[Data about app and page elements]
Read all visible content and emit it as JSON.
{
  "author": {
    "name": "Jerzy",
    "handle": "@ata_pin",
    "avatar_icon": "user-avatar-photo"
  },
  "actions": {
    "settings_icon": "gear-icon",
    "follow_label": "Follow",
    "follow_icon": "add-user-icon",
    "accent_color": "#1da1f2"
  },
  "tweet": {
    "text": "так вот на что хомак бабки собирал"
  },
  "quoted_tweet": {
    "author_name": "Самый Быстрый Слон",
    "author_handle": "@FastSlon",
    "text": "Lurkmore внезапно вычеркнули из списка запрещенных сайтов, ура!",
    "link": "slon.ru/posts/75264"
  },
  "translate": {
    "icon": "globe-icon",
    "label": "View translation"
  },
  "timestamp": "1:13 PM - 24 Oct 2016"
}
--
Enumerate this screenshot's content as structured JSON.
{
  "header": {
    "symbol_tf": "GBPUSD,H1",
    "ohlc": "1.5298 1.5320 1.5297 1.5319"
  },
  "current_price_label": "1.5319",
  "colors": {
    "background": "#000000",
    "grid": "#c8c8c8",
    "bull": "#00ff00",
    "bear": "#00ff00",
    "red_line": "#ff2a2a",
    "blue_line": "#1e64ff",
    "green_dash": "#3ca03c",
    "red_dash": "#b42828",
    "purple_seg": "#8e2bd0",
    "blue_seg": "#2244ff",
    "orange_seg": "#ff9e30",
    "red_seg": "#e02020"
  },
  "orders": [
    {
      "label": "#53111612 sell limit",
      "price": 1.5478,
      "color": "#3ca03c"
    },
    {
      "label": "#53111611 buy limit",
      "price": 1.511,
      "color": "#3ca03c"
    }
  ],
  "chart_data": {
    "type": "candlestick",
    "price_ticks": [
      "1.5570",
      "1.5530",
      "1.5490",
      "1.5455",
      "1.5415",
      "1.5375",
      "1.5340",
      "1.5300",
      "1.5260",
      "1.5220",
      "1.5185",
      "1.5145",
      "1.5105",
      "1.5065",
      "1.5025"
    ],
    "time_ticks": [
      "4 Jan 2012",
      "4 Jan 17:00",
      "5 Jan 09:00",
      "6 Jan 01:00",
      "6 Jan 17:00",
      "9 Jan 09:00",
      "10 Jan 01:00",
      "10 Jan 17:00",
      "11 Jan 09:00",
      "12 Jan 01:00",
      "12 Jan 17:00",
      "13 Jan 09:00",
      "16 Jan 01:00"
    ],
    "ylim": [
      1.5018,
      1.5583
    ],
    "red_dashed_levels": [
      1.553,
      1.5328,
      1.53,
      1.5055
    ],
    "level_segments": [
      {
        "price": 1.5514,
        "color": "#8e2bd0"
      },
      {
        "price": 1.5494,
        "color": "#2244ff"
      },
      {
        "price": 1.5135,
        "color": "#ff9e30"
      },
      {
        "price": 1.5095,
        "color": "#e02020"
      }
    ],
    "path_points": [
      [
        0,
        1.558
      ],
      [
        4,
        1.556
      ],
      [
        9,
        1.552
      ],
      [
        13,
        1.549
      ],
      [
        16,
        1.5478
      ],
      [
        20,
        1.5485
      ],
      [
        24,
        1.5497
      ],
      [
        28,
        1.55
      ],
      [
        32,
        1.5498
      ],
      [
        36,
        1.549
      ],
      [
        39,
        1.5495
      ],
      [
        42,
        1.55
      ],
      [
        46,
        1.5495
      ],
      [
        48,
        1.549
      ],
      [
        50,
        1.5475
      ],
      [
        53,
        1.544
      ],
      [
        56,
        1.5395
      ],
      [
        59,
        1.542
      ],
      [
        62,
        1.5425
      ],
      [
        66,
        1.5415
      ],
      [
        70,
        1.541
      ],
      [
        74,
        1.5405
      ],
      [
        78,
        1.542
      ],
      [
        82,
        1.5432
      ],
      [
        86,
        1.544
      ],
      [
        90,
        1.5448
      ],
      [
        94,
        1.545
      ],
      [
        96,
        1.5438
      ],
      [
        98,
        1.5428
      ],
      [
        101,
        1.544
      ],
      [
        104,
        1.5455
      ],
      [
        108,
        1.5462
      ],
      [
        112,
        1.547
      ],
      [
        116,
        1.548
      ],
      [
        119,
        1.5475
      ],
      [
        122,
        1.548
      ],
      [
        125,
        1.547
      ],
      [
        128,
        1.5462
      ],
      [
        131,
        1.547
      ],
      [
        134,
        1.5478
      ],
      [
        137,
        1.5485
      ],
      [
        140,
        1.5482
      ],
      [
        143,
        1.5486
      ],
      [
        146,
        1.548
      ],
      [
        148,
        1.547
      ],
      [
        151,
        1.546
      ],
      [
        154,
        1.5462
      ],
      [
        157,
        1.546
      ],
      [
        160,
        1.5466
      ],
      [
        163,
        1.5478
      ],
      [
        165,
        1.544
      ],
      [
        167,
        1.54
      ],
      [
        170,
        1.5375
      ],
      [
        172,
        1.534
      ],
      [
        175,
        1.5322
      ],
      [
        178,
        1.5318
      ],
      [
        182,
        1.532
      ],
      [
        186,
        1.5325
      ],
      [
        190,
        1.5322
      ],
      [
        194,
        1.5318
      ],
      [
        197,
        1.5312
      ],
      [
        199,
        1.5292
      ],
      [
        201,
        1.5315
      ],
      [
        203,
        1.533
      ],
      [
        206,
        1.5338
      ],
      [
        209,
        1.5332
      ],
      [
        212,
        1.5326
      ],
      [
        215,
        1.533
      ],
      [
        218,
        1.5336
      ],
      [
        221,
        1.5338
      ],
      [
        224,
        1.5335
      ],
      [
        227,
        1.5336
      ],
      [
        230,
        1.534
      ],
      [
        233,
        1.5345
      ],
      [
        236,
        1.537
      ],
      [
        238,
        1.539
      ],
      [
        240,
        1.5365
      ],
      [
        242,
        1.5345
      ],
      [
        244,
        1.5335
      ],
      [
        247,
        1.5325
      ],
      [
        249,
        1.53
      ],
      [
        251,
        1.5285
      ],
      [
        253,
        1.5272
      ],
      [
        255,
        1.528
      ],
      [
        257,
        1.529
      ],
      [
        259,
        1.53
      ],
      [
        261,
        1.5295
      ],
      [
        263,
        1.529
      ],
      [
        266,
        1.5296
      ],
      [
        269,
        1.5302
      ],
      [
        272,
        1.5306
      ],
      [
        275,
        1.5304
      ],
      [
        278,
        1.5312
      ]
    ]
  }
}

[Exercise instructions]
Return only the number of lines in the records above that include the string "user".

[Answer]
2